I’d like to say I got the setup right the third time, but I didn’t, though I think it helped me understand better why groups are so deeply buried in Home’s UI. I had forgotten that after a group is set up, its component accessories are no longer available in Home’s UI. This makes sense if you have a lamp with two bulbs in it that you always want to come on at the same time and behave in the same way, but it’s a limitation that greatly reduces the utility of groups because it means the individual accessories that make up a group cannot be added separately to scenes. I backed out of the partially built scene realizing that I had to reconfigure my group.
The solution was to ungroup my desk lamp from the rest of my lights in the studio and set up a scene that turns the desk lamp red and a workflow that triggers that scene when the back door opens. The trouble is, scenes have a very limited concept of state so my lamp can’t be toggled back to its prior color using an automation workflow or by toggling the scene manually. I could add a timer to the automation to turn the desk lamp off after a certain amount of time, but I don’t want to turn off the light, I want to turn off the scene, and you cannot attach timers to scenes. Instead, I needed another scene to return the desk lamp to its original settings.

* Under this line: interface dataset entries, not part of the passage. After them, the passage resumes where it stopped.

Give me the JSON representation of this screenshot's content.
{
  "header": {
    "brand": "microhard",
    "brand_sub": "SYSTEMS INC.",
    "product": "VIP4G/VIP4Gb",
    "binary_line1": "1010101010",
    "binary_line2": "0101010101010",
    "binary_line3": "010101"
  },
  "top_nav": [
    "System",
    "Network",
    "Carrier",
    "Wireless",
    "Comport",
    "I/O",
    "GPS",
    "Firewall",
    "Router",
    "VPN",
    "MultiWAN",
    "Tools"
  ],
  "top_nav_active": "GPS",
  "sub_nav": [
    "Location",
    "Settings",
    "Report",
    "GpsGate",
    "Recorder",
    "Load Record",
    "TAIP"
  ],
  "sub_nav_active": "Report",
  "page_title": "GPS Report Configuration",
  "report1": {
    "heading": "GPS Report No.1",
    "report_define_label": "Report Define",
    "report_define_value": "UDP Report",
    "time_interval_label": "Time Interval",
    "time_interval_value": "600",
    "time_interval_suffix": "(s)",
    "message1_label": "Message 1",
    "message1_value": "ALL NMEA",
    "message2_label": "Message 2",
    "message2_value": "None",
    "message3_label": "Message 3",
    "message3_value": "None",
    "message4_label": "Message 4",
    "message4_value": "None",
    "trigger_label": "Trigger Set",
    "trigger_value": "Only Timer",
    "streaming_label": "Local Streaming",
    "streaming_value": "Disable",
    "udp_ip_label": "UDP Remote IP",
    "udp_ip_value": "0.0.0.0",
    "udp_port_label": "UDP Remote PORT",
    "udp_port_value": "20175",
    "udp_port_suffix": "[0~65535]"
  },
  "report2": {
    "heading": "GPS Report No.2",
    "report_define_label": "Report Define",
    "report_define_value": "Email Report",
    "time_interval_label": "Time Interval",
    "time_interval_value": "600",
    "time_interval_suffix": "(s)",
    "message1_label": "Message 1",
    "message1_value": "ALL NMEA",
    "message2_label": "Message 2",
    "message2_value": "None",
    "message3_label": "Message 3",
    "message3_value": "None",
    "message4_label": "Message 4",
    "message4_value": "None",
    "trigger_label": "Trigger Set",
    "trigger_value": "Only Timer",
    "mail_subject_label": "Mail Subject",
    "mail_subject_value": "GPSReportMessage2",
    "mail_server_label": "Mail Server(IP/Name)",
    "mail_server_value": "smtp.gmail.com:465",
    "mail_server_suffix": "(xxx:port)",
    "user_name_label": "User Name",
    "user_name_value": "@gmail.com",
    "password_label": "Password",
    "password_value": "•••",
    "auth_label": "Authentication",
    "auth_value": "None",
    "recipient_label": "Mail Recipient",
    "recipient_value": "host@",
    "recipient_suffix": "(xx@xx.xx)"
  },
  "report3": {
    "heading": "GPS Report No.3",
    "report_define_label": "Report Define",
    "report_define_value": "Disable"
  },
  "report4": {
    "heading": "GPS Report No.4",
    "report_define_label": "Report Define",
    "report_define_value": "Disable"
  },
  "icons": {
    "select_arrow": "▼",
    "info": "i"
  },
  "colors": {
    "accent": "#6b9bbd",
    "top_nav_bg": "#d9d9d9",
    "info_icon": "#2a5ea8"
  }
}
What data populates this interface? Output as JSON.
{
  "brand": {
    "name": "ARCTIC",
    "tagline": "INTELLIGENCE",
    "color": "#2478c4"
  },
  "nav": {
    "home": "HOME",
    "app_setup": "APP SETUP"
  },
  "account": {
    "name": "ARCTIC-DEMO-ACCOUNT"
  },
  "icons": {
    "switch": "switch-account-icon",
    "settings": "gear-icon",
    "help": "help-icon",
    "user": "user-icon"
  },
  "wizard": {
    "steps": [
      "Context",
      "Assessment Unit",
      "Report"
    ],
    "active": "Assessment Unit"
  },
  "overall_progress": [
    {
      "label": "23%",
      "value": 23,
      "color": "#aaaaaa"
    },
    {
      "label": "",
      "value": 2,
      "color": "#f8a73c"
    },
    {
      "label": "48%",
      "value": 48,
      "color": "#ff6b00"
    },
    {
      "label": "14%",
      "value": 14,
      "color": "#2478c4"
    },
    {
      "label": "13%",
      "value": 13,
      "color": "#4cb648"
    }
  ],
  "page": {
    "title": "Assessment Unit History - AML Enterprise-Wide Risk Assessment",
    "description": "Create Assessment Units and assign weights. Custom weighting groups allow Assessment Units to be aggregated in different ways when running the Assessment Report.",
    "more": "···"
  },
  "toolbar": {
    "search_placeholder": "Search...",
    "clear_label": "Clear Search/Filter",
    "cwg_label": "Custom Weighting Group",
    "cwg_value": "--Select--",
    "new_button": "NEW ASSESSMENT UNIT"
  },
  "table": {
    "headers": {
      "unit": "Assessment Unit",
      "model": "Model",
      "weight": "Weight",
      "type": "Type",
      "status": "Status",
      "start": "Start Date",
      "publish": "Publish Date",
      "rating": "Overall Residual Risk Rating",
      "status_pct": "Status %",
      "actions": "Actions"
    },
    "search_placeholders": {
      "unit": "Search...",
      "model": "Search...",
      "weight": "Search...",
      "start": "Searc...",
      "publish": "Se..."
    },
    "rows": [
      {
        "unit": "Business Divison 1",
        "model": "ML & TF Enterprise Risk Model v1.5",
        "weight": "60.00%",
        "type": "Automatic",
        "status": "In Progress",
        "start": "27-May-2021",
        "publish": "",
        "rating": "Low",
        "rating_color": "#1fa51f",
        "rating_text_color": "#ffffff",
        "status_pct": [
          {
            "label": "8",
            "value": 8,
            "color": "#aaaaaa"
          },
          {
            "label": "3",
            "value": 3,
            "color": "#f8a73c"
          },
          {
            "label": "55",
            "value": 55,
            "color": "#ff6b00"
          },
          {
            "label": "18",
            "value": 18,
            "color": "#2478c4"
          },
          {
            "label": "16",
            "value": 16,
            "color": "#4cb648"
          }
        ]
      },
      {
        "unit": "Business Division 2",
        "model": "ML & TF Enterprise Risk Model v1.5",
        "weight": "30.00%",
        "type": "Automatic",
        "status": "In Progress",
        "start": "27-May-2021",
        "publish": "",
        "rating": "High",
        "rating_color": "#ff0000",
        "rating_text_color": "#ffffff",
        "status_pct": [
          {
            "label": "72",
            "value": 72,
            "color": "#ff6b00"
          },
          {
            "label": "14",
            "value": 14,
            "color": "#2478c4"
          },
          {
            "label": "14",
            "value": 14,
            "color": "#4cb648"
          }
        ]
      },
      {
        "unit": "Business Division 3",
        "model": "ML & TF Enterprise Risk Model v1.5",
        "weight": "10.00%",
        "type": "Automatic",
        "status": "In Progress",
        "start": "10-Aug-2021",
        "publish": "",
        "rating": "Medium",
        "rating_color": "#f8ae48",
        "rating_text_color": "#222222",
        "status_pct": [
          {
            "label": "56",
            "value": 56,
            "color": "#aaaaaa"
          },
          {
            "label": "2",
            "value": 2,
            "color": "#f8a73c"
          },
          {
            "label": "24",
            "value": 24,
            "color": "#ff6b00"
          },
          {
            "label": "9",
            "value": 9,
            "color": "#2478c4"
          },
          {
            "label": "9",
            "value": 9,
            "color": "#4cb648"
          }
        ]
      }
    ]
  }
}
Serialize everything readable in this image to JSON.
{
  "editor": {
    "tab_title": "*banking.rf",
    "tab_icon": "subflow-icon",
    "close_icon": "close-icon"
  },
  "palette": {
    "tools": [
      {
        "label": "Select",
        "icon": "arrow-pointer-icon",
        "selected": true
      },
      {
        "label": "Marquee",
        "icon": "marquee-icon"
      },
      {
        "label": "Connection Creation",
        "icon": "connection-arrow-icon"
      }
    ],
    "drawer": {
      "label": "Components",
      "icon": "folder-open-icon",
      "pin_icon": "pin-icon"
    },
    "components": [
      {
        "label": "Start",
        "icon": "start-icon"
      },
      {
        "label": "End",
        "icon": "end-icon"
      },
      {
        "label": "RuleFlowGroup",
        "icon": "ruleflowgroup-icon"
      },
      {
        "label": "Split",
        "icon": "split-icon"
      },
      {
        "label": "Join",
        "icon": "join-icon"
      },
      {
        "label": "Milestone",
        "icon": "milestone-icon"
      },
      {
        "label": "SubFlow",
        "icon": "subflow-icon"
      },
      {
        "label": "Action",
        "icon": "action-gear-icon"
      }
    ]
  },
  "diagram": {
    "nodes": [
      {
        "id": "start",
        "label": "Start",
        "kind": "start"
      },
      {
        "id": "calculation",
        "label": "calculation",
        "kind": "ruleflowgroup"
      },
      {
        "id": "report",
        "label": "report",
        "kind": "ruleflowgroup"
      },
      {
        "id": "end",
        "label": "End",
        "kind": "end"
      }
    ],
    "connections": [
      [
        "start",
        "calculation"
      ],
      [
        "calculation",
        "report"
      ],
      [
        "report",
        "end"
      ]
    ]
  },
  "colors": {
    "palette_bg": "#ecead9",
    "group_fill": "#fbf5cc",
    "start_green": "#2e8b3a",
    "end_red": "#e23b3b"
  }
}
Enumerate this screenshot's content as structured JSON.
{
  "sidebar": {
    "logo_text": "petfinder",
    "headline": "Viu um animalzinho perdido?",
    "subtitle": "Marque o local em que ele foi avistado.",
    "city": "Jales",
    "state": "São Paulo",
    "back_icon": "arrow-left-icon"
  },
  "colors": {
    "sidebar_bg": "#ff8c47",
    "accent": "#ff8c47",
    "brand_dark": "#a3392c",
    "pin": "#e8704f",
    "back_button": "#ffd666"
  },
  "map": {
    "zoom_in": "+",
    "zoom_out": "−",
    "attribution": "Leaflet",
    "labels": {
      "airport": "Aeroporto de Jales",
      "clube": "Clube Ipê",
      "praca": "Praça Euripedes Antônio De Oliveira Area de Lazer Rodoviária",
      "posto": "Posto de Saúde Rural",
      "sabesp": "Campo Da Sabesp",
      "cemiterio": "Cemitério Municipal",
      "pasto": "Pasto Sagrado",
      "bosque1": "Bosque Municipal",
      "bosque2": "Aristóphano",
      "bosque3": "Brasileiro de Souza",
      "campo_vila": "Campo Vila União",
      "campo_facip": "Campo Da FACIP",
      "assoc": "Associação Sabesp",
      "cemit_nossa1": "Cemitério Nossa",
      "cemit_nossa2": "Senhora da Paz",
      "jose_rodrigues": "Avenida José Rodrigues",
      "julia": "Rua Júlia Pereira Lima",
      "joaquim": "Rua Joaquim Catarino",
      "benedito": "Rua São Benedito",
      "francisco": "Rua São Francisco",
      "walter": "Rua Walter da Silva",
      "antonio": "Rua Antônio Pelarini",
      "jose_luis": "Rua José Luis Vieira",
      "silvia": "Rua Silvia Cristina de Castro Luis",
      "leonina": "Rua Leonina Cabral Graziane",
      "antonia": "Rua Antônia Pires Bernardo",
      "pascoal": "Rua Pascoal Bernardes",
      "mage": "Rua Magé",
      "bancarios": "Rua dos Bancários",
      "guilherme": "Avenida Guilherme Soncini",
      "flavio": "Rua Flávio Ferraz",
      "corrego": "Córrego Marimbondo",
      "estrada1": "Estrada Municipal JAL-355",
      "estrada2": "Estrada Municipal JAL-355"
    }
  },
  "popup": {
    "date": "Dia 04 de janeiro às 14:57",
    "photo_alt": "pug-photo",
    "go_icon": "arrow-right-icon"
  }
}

You probably get the point by now. Home is both too complex because of the way it splits things into rooms, zones, groups, scenes, and automations and too simple because it lacks features like robust state awareness and, in some places, timers. However, the problems with the Home app run even deeper. They are compounded by a generic UI and complex navigation.